:: What to work on ::
The listing below is the input. Say how many of its lines contain "Save", giving the number alone.

____________________

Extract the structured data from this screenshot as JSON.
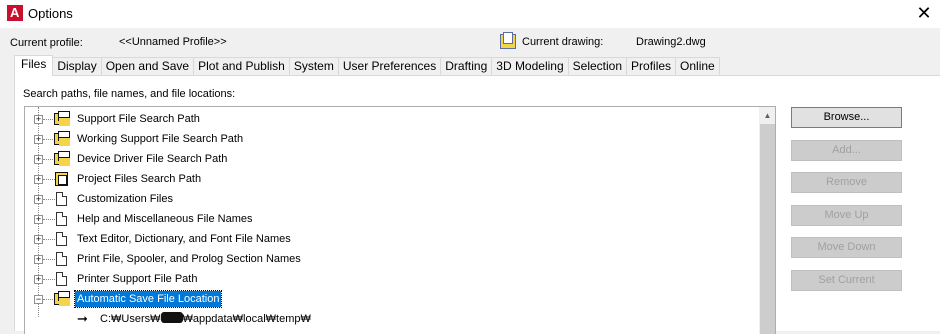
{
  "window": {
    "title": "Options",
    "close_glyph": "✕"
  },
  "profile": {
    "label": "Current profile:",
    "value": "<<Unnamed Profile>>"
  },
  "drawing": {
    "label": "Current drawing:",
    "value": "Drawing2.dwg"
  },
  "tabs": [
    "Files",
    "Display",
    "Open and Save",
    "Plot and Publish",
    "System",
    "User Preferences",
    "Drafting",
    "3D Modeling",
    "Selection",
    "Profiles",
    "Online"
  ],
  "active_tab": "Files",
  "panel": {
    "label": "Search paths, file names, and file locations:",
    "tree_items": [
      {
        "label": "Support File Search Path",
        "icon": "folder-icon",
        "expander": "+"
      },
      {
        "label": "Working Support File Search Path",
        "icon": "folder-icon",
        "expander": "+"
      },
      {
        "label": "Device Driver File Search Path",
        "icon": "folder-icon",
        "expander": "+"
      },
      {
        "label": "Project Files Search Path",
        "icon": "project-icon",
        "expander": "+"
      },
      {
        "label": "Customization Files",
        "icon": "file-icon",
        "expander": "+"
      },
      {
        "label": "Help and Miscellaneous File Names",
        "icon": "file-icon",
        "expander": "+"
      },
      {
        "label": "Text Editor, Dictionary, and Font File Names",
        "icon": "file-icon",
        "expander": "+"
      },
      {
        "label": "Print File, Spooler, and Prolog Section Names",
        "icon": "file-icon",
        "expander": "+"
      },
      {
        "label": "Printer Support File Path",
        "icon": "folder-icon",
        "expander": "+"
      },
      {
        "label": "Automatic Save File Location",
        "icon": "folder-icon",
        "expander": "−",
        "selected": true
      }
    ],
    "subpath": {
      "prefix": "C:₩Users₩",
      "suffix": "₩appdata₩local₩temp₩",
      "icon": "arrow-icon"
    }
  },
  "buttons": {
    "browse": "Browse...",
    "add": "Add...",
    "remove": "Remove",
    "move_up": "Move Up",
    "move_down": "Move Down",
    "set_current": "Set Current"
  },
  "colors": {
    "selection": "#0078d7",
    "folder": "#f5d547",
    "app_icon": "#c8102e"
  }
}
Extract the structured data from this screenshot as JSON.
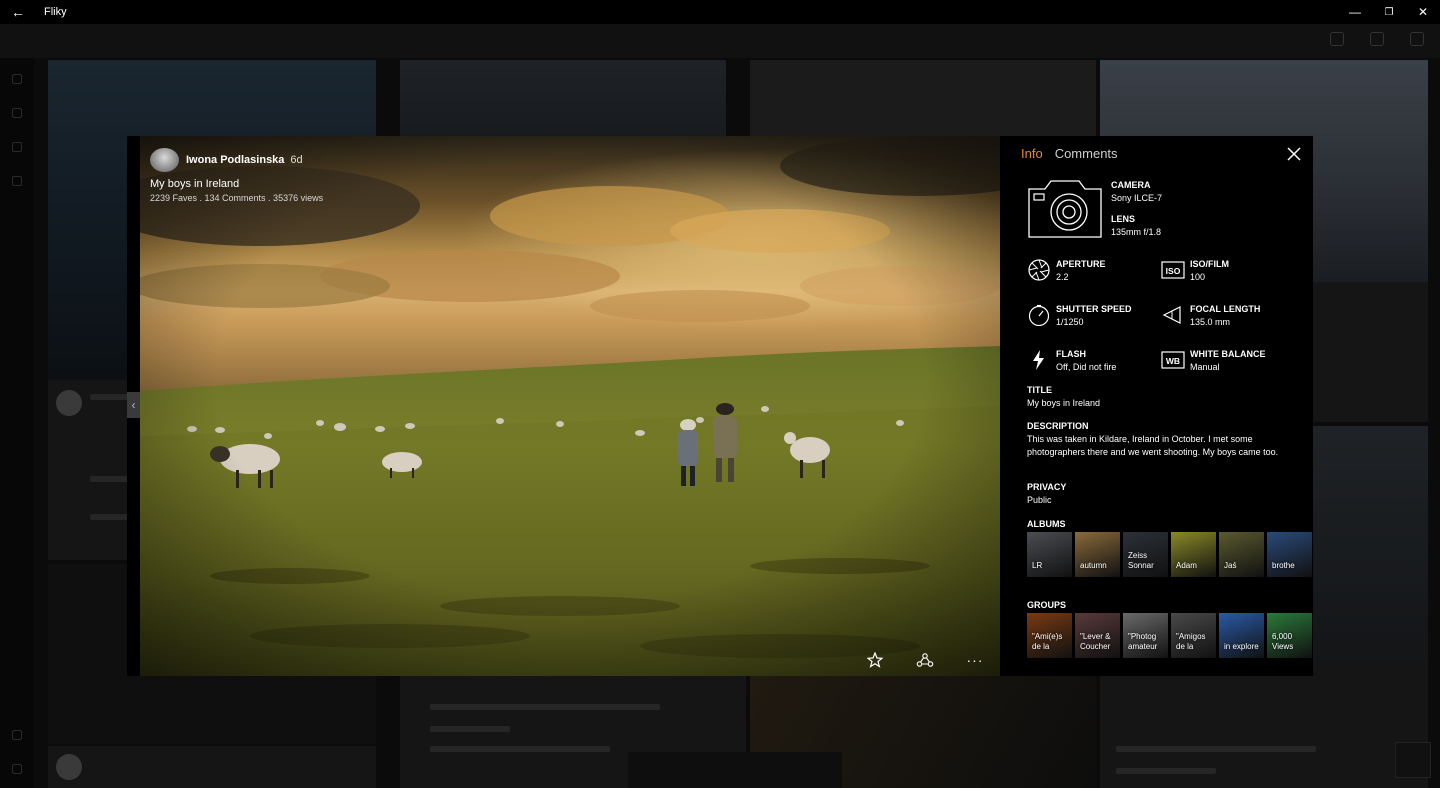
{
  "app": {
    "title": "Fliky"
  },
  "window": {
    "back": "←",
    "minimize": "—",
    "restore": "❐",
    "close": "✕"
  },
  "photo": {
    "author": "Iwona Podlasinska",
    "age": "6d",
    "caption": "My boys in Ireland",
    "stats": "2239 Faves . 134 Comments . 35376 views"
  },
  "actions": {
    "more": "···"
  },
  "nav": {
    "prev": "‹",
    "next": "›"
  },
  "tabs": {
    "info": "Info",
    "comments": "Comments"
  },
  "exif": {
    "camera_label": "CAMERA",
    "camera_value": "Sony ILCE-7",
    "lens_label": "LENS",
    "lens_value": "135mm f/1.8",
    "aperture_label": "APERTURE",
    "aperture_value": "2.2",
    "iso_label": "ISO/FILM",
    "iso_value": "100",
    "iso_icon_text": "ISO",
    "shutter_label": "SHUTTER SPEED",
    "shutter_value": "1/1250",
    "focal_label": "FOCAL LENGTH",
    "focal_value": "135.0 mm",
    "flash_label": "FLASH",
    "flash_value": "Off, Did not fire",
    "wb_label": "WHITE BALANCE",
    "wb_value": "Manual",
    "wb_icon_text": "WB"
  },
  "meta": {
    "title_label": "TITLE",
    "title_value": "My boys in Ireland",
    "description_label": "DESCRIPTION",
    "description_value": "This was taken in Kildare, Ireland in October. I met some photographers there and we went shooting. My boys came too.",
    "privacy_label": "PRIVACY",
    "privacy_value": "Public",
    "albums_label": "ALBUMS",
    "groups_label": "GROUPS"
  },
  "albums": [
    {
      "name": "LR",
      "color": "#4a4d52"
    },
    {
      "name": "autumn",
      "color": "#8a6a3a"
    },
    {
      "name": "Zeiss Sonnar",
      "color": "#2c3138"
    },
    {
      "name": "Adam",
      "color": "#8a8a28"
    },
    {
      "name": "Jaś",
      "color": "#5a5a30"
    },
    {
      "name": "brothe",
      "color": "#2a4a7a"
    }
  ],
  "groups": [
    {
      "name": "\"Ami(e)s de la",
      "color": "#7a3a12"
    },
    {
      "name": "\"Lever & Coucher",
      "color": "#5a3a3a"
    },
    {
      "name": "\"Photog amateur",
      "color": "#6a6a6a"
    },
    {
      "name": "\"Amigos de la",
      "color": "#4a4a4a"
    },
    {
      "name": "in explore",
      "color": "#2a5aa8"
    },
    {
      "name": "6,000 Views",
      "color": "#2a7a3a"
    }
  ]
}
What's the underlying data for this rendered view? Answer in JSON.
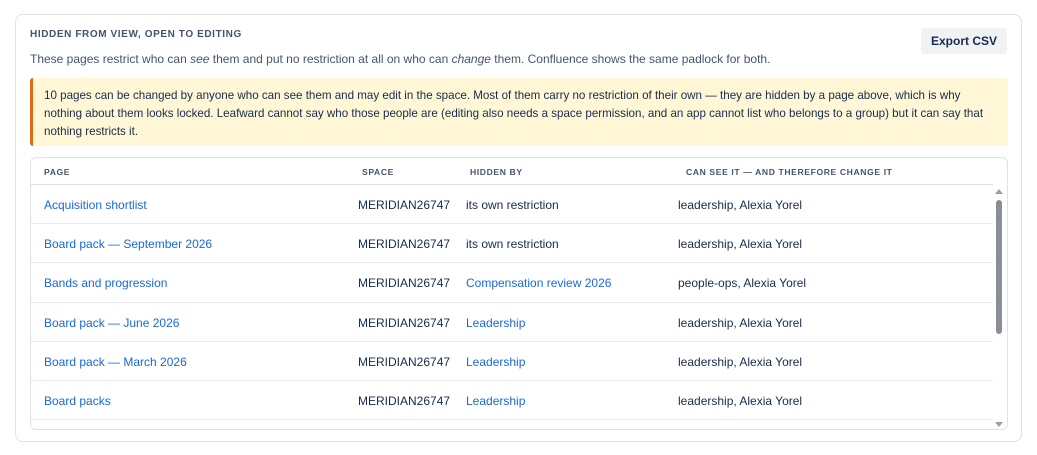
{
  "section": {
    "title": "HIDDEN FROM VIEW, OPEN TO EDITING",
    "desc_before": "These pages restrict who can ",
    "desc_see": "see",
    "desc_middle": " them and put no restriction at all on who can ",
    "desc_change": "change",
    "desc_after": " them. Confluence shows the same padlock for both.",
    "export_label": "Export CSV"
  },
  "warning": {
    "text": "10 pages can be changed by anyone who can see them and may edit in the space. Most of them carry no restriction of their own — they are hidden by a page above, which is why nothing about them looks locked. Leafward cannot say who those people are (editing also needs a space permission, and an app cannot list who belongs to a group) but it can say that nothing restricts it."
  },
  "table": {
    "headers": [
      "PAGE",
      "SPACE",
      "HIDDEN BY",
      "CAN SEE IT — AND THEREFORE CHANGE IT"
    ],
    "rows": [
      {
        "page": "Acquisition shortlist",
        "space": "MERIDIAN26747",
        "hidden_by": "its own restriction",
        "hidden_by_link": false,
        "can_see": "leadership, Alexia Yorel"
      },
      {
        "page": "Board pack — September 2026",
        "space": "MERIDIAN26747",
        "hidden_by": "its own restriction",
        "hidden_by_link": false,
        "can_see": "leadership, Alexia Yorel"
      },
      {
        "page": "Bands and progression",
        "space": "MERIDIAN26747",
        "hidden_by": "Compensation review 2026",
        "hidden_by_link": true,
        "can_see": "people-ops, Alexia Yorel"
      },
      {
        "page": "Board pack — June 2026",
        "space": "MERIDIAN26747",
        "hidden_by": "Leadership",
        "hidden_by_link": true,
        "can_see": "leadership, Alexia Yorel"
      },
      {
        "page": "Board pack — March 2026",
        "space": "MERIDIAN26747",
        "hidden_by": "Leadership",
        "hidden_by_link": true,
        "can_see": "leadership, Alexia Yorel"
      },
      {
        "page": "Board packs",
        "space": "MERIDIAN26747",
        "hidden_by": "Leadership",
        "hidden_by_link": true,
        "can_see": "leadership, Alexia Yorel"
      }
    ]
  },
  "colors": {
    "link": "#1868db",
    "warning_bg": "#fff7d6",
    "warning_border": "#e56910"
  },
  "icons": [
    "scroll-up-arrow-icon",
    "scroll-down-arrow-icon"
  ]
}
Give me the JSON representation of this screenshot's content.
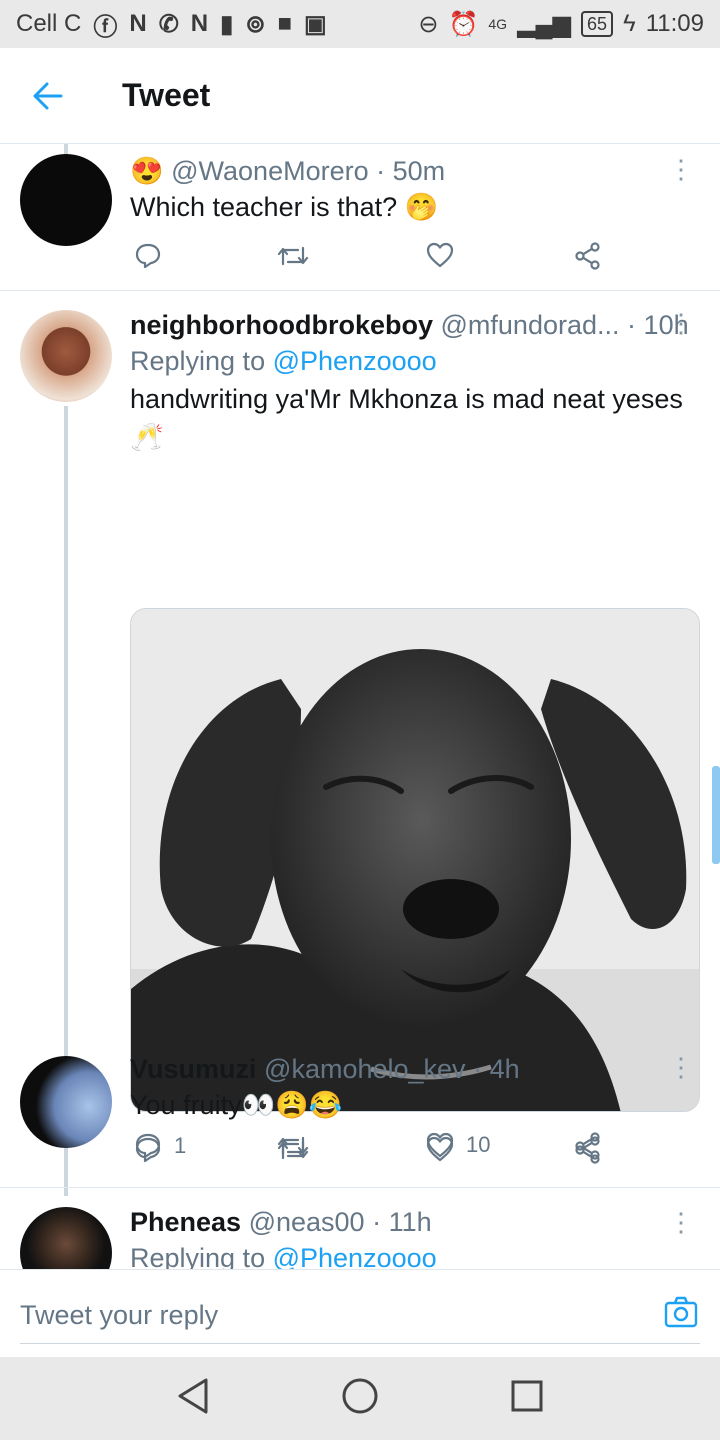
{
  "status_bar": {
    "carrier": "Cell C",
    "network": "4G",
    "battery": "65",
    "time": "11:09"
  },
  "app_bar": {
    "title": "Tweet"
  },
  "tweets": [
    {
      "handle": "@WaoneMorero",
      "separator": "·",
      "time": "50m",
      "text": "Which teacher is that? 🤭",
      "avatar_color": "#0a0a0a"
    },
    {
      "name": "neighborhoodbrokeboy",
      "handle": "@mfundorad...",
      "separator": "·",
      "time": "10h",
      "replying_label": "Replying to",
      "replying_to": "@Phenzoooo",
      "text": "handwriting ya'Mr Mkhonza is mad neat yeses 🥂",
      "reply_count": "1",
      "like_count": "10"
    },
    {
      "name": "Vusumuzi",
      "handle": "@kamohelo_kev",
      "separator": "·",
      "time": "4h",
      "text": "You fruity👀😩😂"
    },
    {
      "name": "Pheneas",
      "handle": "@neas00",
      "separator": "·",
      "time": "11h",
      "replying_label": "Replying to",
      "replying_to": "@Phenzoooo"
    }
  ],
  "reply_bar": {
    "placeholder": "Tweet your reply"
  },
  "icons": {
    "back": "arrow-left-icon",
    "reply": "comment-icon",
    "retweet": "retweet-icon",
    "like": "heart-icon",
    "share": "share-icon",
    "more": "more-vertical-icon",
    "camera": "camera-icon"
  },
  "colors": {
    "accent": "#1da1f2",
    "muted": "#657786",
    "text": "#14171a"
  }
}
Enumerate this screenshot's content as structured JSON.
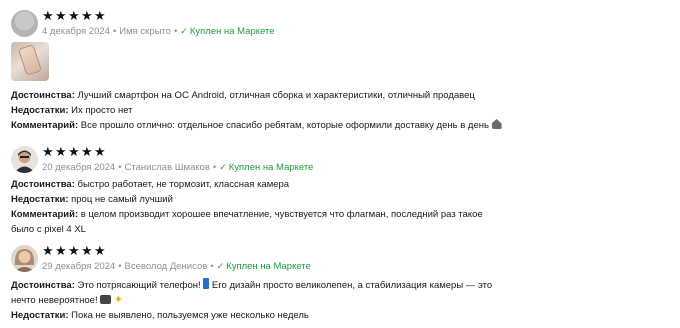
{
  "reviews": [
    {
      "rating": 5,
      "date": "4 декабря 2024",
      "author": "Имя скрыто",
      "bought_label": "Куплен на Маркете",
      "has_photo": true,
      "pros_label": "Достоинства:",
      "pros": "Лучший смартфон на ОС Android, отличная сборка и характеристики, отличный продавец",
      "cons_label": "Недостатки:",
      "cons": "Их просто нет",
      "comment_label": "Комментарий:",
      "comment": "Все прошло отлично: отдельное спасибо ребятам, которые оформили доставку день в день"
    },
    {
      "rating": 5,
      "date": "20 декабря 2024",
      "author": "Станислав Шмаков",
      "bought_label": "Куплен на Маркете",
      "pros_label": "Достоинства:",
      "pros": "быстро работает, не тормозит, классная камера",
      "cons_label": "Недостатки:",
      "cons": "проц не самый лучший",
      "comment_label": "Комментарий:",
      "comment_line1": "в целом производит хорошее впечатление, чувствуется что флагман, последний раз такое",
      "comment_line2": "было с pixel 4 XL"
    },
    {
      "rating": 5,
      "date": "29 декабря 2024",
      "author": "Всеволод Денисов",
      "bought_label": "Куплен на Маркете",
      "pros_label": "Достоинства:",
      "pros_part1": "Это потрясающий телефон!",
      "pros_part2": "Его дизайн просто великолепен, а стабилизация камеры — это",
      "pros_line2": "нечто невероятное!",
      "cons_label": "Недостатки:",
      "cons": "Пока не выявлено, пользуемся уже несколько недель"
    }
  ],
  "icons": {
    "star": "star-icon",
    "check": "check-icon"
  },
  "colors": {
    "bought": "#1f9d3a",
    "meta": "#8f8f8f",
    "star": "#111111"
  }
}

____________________

:: Output of the exercise ::
2